First Place: Gentile Bellini and the East; organized by the Isabella Stewart Gardner Museum; curators, Alan Chong and Caroline Campbell
Second Place: Frank Stella 1958; organized by Harvard University Art Museums, Arthur M. Sackler Museum; curators, Harry Cooper and Megan R. Luke
Best Exhibition of Time Based Art Boston-area (Film, Video, and Performance)
First Place: Brian Knep: Deep Wounds; Memorial Hall, Harvard University; organized by the Office of the Arts at Harvard and Department of Systems Biology, Harvard Medical School
Second Place: ArtRages Festival; organized by Mobius
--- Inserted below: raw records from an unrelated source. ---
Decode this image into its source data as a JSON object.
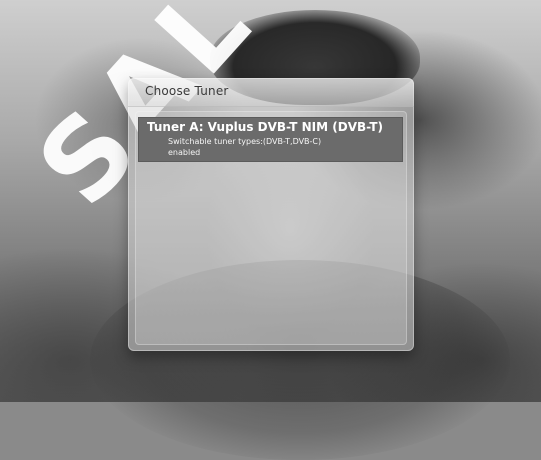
{
  "background": {
    "watermark_text": "SAL"
  },
  "dialog": {
    "title": "Choose Tuner",
    "items": [
      {
        "title": "Tuner A: Vuplus DVB-T NIM (DVB-T)",
        "detail": "Switchable tuner types:(DVB-T,DVB-C)",
        "status": "enabled",
        "selected": true
      }
    ]
  },
  "colors": {
    "selection": "#6b6b6b",
    "text_light": "#ffffff",
    "title_text": "#3a3a3a"
  }
}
Second Annual AICA/ New England Special Recognition Award
Jill Medvedow, Director, Institute of Contemporary Art, Boston
The New England chapter of AICA/USA is the first chapter outside New York City to initiate regional awards in visual arts selected by the area’s member art critics. AICA, the only organization to award excellence in museum and gallery exhibitions, was founded in 1949 as a non-governmental affiliate of UNESCO. The Paris-based Association Internationale des Critiques d”Art (AICA) comprises 4,000 members in 74 national sections around the world. The organization aims to further and protect the field of art criticism, to facilitate international communications among critics, and to act on behalf of the physical preservation and moral defense of works of art. AICA/USA is the largest national section of the international organization with some 300 members.